People with ADHD can achieve high levels of success by playing to their strengths like creativity, passion and boundless energy. The key is optimizing every aspect of your life to minimize weaknesses and triggers.
Implementing even a few of the tips in this guide can significantly improve your ability to focus, complete tasks, and achieve goals. Be patient with the process. It takes time to build new habits.
To recap, the most important strategies for improving focus with ADHD include:
- Creating structure and routines
- Minimizing distractions
- Using ADHD-friendly productivity methods
- Incorporating mindfulness practices
- Getting proper sleep, nutrition and exercise
- Optimizing your work and home environments
- Taking prescribed medications
- Utilizing therapy and coaching
With the right treatment plan tailored to your needs, you absolutely can thrive with ADHD and accomplish anything you set your mind to. Don’t let the challenges define you. Draw upon these strategies and your many strengths to cultivate razor-sharp focus and unlock your full potential.
Frequently Asked Questions
How long until I see focus improve with ADHD treatment?
Focus begins improving within weeks of consistently applying lifestyle strategies, but the full benefits take 6-12 months of dedication as the brain builds new neural pathways. Medications provide more immediate focus relief within an hour of taking them. Combining meds with daily habits and skills training is most effective long-term.
What if I can’t take ADHD medications?
Therapy, coaching, routines, minimizing distractions, proper nutrition, exercise, mindfulness practices and environment modifications can all dramatically improve focus without medication. Implement strategies gradually and be patient. Non-stimulant medications are another option to discuss with your doctor.

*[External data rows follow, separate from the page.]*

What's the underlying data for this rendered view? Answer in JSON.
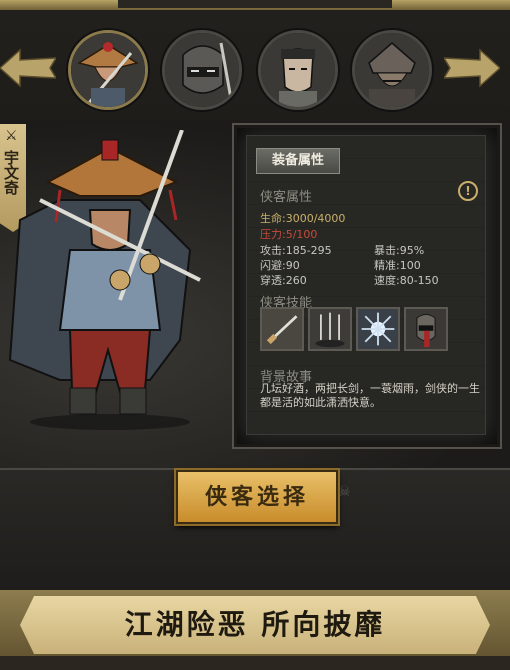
{
  "hero": {
    "name": "宇文奇",
    "name_icon": "crossed-swords-icon"
  },
  "portraits": [
    {
      "name": "straw-hat-swordsman",
      "active": true
    },
    {
      "name": "masked-ninja",
      "active": false
    },
    {
      "name": "headband-scholar",
      "active": false
    },
    {
      "name": "armored-general",
      "active": false
    }
  ],
  "panel": {
    "tab_label": "装备属性",
    "section_attributes": "侠客属性",
    "stats": {
      "hp_label": "生命:",
      "hp_value": "3000/4000",
      "stress_label": "压力:",
      "stress_value": "5/100",
      "attack_label": "攻击:",
      "attack_value": "185-295",
      "crit_label": "暴击:",
      "crit_value": "95%",
      "dodge_label": "闪避:",
      "dodge_value": "90",
      "accuracy_label": "精准:",
      "accuracy_value": "100",
      "pierce_label": "穿透:",
      "pierce_value": "260",
      "speed_label": "速度:",
      "speed_value": "80-150"
    },
    "section_skills": "侠客技能",
    "skills": [
      "sword-slash-skill",
      "sword-rain-skill",
      "blade-burst-skill",
      "shadow-strike-skill"
    ],
    "section_story": "背景故事",
    "story": "几坛好酒，两把长剑，一蓑烟雨，剑侠的一生都是活的如此潇洒快意。"
  },
  "select_button": "侠客选择",
  "slogan": "江湖险恶  所向披靡",
  "colors": {
    "gold": "#c9b06a",
    "stress": "#c84a3a",
    "button": "#e0b055"
  }
}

Are fidget toys and exercise balls gimmicky or do they really help?
They help tremendously! Fidget toys and alternative seating provide outlets for excess physical energy so you can better channel mental focus. The stimulation also improves dopamine levels. Use aids that appeal to your personal needs and preferences. Don’t worry about appearances; do whatever works best to improve your focus.